What to do:
Copy every line from the records below that holds the word "title".

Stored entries

---

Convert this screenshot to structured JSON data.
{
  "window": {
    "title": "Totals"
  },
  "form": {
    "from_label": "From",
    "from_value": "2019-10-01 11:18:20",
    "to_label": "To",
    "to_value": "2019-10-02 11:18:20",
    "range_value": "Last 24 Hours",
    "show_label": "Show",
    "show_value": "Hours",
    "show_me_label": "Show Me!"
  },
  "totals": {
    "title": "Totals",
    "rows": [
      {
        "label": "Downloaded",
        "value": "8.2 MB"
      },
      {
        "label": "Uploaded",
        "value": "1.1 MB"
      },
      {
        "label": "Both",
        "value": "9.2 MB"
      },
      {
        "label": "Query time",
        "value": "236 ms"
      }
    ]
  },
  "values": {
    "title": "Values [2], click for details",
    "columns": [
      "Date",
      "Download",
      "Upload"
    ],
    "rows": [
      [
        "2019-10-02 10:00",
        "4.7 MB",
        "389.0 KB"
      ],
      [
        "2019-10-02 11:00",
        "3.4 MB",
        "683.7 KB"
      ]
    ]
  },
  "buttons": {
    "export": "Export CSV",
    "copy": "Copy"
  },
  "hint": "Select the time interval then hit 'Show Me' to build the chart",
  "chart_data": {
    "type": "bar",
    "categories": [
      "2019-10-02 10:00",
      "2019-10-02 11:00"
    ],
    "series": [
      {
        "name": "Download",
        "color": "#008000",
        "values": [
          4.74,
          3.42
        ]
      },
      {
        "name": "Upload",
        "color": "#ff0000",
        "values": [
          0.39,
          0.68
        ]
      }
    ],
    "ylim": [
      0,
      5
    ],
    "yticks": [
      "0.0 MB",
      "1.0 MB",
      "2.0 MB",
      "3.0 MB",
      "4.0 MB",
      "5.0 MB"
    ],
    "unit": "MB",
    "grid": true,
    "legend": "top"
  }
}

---

Response to this exercise:
    "title": "Totals"
    "title": "Totals",
    "title": "Values [2], click for details",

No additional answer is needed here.